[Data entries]

★ ★ ★ ★

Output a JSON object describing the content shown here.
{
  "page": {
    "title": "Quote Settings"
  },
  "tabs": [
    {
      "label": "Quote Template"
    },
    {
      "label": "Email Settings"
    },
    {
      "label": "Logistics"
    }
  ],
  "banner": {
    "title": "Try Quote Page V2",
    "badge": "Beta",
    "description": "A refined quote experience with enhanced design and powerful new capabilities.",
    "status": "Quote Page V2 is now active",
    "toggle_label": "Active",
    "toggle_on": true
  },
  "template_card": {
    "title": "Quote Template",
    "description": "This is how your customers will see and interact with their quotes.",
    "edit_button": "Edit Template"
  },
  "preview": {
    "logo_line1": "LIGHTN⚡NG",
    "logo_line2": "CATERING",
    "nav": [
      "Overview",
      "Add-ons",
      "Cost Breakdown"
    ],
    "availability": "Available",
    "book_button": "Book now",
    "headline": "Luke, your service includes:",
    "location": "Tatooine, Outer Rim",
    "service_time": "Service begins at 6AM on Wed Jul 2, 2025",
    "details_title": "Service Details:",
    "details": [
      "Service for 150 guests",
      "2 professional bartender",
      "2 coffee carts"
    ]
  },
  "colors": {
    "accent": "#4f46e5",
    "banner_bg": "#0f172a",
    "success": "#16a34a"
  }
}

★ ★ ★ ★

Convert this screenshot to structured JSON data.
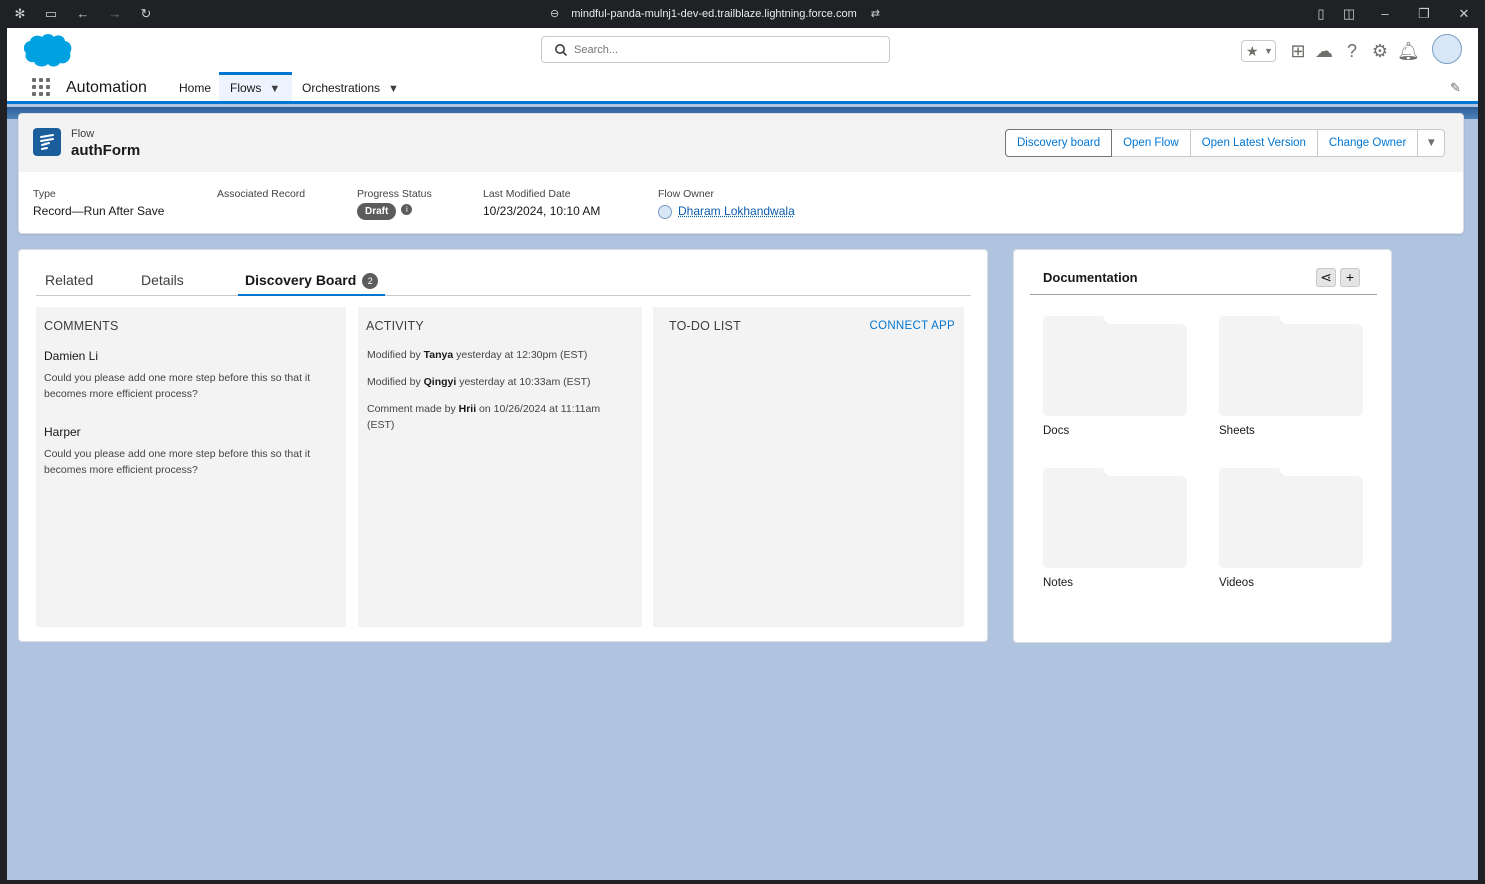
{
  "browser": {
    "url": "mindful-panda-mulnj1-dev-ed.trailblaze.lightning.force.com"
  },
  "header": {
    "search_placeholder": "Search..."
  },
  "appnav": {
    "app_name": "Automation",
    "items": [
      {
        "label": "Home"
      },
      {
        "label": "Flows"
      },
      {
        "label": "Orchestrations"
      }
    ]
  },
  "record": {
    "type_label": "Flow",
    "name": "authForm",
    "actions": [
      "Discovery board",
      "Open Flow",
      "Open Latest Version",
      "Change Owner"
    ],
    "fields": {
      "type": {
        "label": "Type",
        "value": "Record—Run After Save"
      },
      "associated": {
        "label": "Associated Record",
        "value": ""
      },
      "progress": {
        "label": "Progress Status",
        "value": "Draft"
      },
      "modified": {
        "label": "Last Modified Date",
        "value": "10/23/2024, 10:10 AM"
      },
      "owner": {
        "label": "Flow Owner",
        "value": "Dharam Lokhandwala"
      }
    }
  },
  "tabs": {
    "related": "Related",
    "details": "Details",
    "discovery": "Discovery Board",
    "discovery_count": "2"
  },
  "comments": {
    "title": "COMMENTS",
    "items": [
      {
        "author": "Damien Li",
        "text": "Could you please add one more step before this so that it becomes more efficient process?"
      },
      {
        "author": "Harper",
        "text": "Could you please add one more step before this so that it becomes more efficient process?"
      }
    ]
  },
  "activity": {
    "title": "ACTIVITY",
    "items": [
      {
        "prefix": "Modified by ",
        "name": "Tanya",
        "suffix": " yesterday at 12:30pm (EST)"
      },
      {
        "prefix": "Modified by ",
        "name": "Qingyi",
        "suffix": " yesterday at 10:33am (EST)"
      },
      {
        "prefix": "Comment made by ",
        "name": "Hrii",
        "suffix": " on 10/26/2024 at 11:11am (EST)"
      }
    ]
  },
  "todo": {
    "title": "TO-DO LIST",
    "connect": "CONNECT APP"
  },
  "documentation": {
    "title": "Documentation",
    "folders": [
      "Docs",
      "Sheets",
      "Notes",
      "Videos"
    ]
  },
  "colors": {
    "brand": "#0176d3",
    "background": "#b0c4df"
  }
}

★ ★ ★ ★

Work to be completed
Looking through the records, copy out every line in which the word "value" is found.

Solved problem
        "value": "Record—Run After Save"
        "value": ""
        "value": "Draft"
        "value": "10/23/2024, 10:10 AM"
        "value": "Dharam Lokhandwala"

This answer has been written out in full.